But, as a new survey shows, our perceptions about these norms are very often wrong. In fact, we tend to think the worst of other people when it comes to a range of bad behaviours, compared with what we’ll admit to ourselves, and with what actually happens.
This is particularly evident in our perceptions about healthy and unhealthy behaviours. We’re all too ready to believe that our fellow citizens are, on average, more likely to pull a sickie or guzzle sugar than we’d admit to ourselves.
In Britain, 20% of us say we have pretended to be sick to get a day off work in the last year – but we think that 50% of other people have done so. We also think that 69% of the population eat more sugar than the recommended daily amount, but only 44% of us say that we do.
And we’re often way too pessimistic about the behaviour of fellow citizens – in reality, they’re better behaved than we give them credit for.
While we think seven in ten people eat more than the recommended amount of sugar, detailed nutrition surveys show it’s actually only 47%. This is much closer to what we admit to ourselves. What’s more, we think that only 42% of people do the recommended amount of exercise each week, when detailed surveys of physical activity show that, actually, 57% do.

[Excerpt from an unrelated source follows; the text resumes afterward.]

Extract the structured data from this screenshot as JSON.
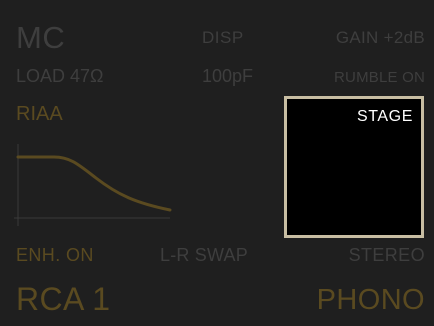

Bobby Duffy, Author provided
British people are not alone in this – these findings are from an international survey, which also took place in the US, Germany and three other major countries. The patterns are remarkably consistent. On average, citizens in all countries think worse of their countrymen and women than they do of themselves, and where we have comparisons with actual data, they’re overly pessimistic about how people really behave.
A bad influence

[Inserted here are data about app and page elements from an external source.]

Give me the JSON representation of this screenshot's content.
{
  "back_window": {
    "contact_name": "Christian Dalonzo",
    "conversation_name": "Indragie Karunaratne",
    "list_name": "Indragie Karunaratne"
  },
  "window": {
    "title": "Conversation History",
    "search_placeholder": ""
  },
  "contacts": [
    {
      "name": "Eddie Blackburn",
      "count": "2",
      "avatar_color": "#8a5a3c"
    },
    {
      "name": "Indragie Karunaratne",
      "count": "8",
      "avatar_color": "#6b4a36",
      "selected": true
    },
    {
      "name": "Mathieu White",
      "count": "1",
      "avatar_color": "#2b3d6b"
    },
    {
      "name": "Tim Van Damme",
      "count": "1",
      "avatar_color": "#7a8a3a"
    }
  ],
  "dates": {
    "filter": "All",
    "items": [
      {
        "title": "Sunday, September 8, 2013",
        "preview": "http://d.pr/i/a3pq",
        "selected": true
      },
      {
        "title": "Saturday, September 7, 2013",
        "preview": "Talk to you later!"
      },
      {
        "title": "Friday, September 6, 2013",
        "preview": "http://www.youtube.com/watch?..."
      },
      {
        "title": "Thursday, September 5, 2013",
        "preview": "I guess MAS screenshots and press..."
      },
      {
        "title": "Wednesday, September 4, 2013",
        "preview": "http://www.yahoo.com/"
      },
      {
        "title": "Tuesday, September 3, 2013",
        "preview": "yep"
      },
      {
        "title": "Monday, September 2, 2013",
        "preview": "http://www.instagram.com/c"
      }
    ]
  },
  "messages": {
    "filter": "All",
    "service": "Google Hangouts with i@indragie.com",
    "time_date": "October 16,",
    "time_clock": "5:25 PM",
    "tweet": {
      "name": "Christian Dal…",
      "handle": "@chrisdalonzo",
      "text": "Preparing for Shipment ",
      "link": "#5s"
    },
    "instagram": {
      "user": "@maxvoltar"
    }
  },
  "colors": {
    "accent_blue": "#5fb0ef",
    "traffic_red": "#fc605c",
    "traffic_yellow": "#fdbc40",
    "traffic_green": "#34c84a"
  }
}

This raises an important challenge for governments and others trying to influence behaviour. The public across countries have clearly got the message that we’re eating too much sugar and not exercising enough. But we think these behaviours are much more common than they really are. This is a problem – if we think everyone is behaving a certain way, we’re much more likely to act that way ourselves.
The power of social norms has been harnessed as a positive force in a number of ways by government and others in recent years. The experiments by the uBehavioural Insights Team on tax payments are unequivocal: simply telling people that nearly everyone else in their area pays their taxes on time increases payment levels by 15%.
But this is a relatively straightforward policy challenge. With many other issues, it is much more difficult to strike the right balance between getting people worried enough to change their behaviour, and portraying the problem as so widespread that it’s normal.
Take the example of physical activity and exercise. In many ways, it’s right for the government and campaigners to say we’re facing an “inactivity epidemic” in the UK. If inactivity was an actual disease, it would certainly be considered an epidemic. When 43% of the population are not getting enough exercise – and when this is shown to cost more years of life than alcohol consumption or excessive cholesterol and Britain is one of the least active countries in the world – those in charge are right to be worried.
But the key question is, does promoting that message help or hinder behaviour change? American psychologist Robert Cialdini has long warned about the dangers of normalising a negative behaviour. He raised the concern that when we’re trying to draw attention to an undesirable behaviour, the message lurking in the subtext is that many people are doing it.
The ‘This Girl Can’ campaign video.
Instead, more thought needs to be given to what the norm is, in the messages we use to address bad behaviour. That’s one of the reasons that the “This girl can” campaign has garnered such positive power and attention. It’s too early to assess its impact on actual activity, and there are various objections to its execution. But at its heart is the aim of normalising a behaviour that currently people (wrongly) think is a minority pursuit.
Of course, it is not as straightforward as sticking a norm in a campaign and hoping everyone will fall into line. We need to be sensitive to what type of norm works when, and why. In particular, we need to distinguish between norms that are based on our understanding of what others actually do, and those based on what we think others approve of. For instance, sometimes campaigns which draw on norms to try to get people to change their behaviour don’t work at all, or worse, they can backfire.
But despite these limitations and need for subtlety, there is still much more we could do to harness the power of norms.
Bobby Duffy does not work for, consult, own shares in or receive funding from any company or organization that would benefit from this article, and has disclosed no relevant affiliations beyond the academic appointment above.
Authors: The Conversation